Tasked with renovating a 93-square-foot brick boiler room in San Francisco, architect Christi Azevedo deployed some creative solutions. She retained the brick walls and added sleek industrial details as counterpoints: Ikea cabinetry in the kitchen, sliding doors of sanded acrylic panels, a PaperStone work top, stainless steel counter, and a movable dining table. Photo by Cesar Rubio.
During the renovation of this Texas home, the residents noted that they would prefer to keep some elements of the original design, including the sandy brick lower level. Alterstudio Architects won the AIA Austin 2010 Design Awards' Honor Award for this project.
Once a horse stable, this Chicago house first got a superficial makeover before architect Jeanne Gang of Studio Gang was called in for a more substantial renovation and a dazzlingly porous brick screen. Here, the owner and his dog Jack enjoy the house’s walled garden. Photo by Gregg Segal.
This Boerum Hill brownstone, designed by MADE, is a good example of turning exposed interior brick into something more modern and Shaker-inspired—just by painting it all white.
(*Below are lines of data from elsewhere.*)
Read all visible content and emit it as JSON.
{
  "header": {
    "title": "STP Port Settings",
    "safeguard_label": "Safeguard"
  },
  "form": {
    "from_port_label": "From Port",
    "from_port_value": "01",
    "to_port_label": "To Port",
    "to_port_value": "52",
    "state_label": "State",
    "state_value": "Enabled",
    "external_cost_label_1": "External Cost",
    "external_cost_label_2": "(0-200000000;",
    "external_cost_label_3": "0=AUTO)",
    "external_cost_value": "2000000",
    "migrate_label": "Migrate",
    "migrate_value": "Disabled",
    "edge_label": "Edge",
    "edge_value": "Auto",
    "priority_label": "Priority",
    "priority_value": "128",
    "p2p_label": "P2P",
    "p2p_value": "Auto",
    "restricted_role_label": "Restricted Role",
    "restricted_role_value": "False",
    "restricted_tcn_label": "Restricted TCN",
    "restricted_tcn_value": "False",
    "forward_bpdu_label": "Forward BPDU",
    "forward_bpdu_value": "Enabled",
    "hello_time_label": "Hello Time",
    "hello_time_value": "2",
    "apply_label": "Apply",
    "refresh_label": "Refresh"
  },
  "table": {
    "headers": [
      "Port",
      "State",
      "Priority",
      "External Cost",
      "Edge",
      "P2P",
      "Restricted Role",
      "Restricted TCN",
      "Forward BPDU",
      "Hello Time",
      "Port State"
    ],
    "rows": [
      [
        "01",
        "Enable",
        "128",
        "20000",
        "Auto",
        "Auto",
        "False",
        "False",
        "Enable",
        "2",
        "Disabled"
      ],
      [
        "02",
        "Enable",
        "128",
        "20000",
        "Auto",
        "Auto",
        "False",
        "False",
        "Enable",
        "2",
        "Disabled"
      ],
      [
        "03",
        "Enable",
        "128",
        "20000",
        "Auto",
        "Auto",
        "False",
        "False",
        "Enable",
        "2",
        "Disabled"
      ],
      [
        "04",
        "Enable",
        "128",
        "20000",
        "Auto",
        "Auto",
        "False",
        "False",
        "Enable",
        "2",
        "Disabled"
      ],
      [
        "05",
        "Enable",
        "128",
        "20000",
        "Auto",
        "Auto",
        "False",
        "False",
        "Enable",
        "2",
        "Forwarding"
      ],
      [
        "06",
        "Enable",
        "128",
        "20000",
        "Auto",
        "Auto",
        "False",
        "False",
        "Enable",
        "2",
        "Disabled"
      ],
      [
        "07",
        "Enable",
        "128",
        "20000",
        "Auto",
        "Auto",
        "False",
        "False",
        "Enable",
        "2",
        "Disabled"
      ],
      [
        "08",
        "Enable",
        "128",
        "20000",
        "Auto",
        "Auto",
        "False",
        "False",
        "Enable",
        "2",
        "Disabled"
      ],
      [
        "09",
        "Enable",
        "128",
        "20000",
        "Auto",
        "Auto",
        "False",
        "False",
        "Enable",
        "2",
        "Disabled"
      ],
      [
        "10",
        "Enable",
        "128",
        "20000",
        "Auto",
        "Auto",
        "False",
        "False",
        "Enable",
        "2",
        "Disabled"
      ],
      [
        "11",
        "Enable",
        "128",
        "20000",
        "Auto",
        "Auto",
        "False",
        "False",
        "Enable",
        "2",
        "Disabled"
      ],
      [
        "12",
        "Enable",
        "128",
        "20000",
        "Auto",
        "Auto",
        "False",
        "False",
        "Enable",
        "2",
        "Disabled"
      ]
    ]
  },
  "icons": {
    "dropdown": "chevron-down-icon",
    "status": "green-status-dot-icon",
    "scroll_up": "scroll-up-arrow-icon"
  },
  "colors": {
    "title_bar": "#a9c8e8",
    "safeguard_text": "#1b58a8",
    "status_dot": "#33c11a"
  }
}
Photo by Matthew Williams.
For his completely gutted and rearranged Brooklyn home, architect Jeff Sherman figured his ultra-modern interiors were best complemented by cleaning up the original brickwork while leaving it otherwise untouched. The front door is made from etched Lexan bulletproof glass. Photo by Dustin Aksland.
By introducing chic new elements, a Belgian couple takes a gentle approach to transforming a tired house into a vibrant workshop. The brick facade is original to the 1930s house, and the couple rebuilt the annex, which houses the kitchen and bath. Photo by Tim Van de Velde.